+++ SOURCE INFORMATION

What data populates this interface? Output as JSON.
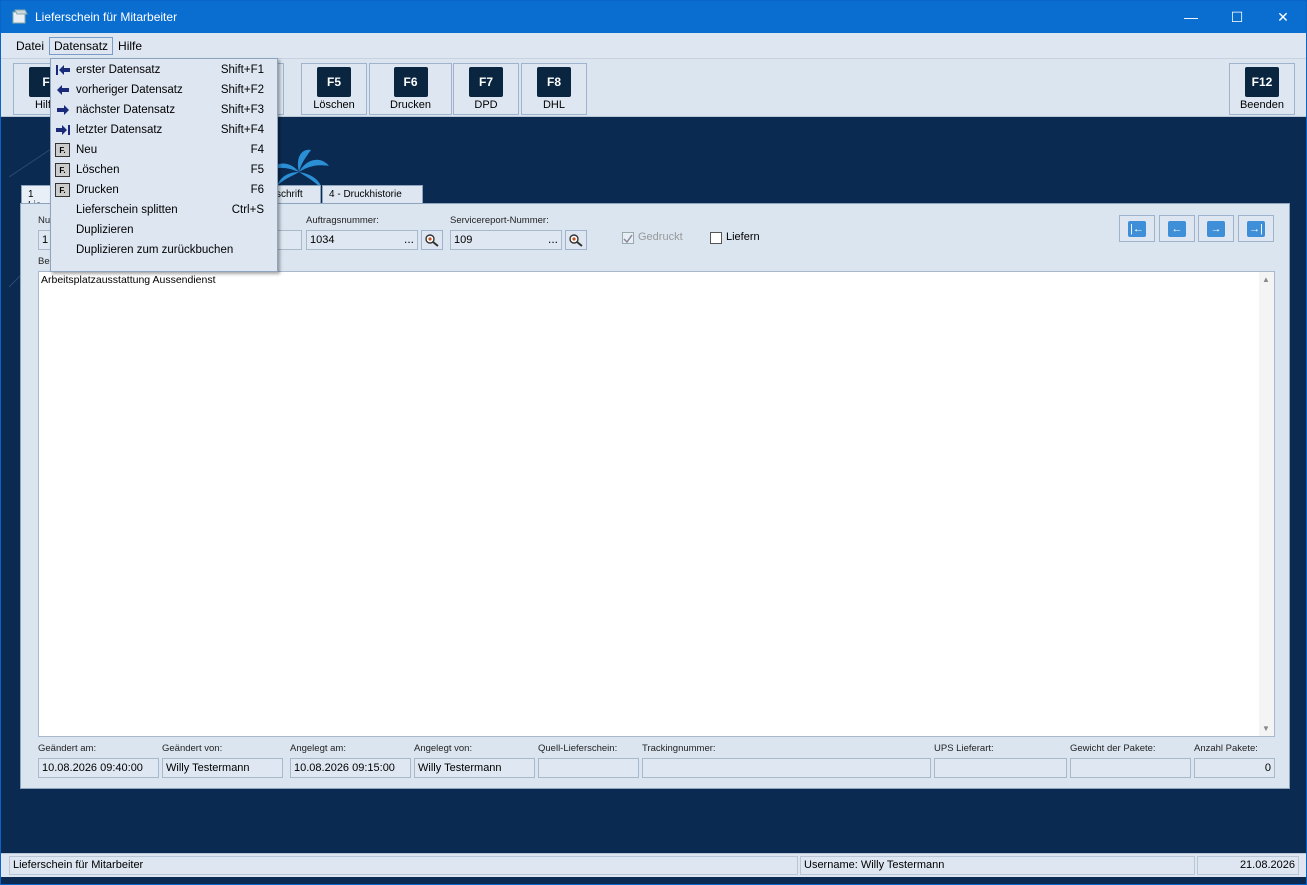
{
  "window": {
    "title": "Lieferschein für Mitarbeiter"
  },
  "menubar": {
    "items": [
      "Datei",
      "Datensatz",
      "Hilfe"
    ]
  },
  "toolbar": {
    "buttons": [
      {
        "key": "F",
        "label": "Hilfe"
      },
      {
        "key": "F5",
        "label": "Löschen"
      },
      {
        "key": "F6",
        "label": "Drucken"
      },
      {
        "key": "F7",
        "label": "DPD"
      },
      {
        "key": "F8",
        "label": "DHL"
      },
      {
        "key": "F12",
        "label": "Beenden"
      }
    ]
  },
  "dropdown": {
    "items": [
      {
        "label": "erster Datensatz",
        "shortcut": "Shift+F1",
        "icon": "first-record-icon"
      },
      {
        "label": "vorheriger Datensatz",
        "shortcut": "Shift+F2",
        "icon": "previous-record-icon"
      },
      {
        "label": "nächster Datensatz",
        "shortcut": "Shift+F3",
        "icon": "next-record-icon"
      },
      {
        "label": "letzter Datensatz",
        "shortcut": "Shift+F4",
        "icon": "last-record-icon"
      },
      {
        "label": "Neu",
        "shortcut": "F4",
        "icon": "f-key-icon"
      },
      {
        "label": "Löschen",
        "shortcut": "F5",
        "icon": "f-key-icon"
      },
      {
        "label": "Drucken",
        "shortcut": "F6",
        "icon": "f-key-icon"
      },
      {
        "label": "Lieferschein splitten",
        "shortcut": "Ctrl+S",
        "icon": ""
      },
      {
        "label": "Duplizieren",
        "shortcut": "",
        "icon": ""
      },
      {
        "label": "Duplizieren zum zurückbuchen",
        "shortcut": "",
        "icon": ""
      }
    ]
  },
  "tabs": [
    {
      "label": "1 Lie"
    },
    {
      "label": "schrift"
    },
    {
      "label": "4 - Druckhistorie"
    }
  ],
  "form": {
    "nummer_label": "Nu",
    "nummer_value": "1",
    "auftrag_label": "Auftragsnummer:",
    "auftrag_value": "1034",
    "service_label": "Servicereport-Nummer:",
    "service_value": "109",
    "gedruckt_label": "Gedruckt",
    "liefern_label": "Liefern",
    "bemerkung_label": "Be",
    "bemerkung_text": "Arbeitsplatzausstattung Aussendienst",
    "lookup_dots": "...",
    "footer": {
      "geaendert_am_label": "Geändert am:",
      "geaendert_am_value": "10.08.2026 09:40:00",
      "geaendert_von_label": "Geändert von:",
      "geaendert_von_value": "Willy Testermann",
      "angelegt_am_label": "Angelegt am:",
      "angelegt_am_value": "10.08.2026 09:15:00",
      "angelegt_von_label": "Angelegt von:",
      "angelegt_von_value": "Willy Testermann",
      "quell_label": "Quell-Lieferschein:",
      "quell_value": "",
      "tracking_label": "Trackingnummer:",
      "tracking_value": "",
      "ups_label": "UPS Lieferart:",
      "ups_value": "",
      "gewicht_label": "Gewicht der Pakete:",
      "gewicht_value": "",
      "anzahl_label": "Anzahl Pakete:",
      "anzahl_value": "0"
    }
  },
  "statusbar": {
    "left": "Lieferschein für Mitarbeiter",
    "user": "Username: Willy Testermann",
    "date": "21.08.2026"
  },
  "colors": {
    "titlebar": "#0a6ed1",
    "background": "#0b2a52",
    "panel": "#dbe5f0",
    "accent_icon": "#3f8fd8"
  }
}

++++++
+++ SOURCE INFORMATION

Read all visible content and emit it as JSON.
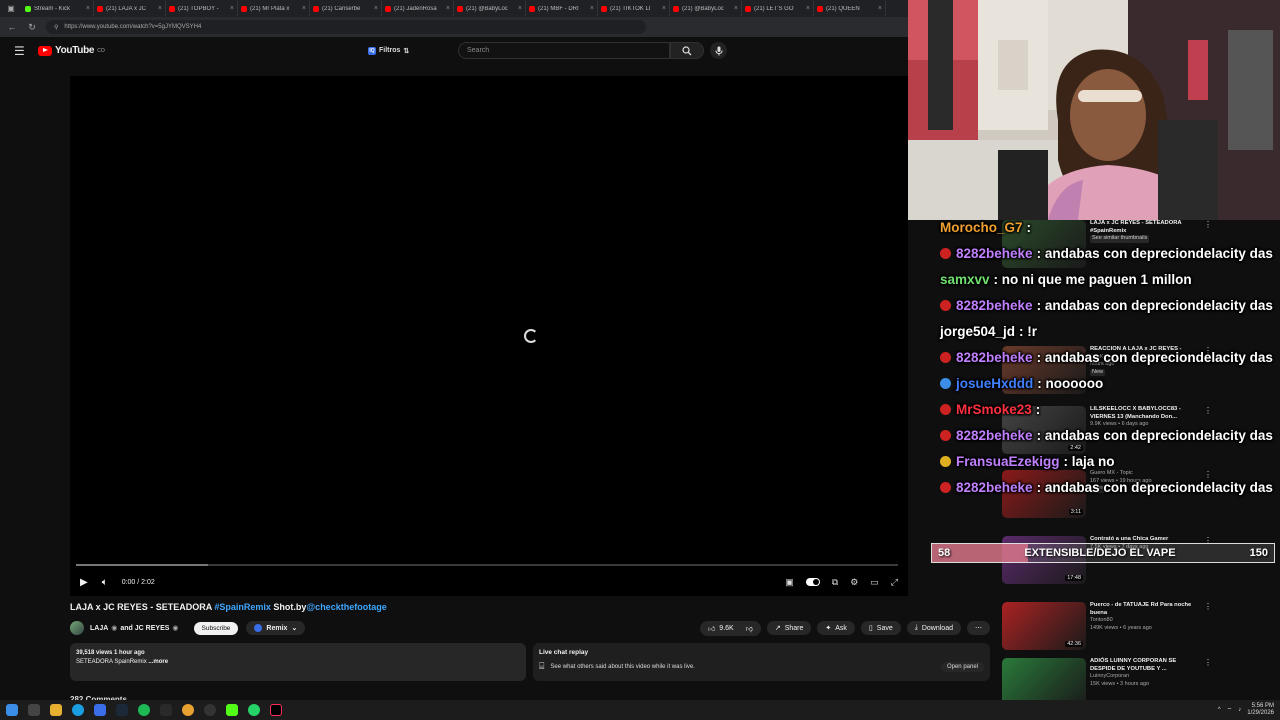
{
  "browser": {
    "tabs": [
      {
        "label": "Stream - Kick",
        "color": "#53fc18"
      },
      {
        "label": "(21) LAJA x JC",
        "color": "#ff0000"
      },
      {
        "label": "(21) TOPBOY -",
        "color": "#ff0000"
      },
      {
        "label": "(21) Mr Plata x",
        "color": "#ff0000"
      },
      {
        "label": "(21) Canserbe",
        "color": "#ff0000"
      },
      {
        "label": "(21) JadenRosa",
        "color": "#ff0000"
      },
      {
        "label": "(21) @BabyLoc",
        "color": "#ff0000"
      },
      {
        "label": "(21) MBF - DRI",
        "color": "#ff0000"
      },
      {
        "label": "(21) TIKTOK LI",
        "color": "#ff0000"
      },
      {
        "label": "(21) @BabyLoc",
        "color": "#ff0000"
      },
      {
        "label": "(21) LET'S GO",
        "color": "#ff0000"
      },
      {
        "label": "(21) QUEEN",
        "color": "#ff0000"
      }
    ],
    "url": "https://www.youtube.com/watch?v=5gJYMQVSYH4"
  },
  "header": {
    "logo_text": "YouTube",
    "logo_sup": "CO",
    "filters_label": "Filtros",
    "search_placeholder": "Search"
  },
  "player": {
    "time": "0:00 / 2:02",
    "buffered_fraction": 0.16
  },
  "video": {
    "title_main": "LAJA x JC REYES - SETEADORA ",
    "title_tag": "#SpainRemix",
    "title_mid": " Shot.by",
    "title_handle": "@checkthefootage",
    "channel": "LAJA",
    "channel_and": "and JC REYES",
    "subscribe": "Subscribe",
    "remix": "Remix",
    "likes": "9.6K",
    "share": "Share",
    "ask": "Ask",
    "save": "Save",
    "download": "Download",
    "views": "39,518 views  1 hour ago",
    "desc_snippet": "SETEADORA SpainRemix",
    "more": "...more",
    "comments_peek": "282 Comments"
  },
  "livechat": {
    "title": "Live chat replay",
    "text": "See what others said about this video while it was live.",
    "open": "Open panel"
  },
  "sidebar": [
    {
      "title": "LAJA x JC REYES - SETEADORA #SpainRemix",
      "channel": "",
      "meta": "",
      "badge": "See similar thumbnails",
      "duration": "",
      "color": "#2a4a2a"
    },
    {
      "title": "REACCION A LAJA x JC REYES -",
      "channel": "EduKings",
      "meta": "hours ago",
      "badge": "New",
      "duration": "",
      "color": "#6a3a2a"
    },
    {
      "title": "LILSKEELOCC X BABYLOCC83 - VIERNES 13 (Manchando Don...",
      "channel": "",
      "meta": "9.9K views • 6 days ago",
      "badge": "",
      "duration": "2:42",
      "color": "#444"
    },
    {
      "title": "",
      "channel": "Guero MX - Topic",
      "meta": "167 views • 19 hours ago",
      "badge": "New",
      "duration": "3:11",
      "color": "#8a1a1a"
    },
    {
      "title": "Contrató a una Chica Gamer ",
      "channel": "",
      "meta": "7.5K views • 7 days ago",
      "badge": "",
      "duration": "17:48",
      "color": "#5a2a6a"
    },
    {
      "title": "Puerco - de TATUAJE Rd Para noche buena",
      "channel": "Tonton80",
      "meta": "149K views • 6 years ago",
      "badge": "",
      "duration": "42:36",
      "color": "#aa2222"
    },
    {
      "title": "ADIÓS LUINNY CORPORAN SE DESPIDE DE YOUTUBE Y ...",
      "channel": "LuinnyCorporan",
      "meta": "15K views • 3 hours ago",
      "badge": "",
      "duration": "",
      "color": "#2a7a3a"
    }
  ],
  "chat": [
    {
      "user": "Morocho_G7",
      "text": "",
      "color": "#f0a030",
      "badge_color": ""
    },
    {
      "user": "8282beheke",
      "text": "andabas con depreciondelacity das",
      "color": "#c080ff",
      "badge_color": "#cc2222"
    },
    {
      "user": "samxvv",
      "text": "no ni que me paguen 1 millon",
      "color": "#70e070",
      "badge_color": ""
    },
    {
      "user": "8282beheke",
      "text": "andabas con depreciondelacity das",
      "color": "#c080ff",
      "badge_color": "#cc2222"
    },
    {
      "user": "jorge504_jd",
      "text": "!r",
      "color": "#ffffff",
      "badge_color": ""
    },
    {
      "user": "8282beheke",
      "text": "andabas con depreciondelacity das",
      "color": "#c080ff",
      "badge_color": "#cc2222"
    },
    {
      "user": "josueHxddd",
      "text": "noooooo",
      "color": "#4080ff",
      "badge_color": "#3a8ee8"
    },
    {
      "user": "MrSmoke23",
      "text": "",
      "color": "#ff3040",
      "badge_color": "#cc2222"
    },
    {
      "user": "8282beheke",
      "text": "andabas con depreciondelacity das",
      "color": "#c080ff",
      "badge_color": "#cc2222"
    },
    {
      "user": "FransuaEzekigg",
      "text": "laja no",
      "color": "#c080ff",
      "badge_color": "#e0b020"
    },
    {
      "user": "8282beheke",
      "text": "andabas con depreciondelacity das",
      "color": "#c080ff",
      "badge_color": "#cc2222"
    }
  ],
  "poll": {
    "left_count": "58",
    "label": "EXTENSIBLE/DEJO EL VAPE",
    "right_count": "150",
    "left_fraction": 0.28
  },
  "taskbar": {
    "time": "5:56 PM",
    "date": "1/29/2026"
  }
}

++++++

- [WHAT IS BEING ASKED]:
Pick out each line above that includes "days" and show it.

- [EXERCISE ANSWER]:
      "meta": "9.9K views • 6 days ago",
      "meta": "7.5K views • 7 days ago",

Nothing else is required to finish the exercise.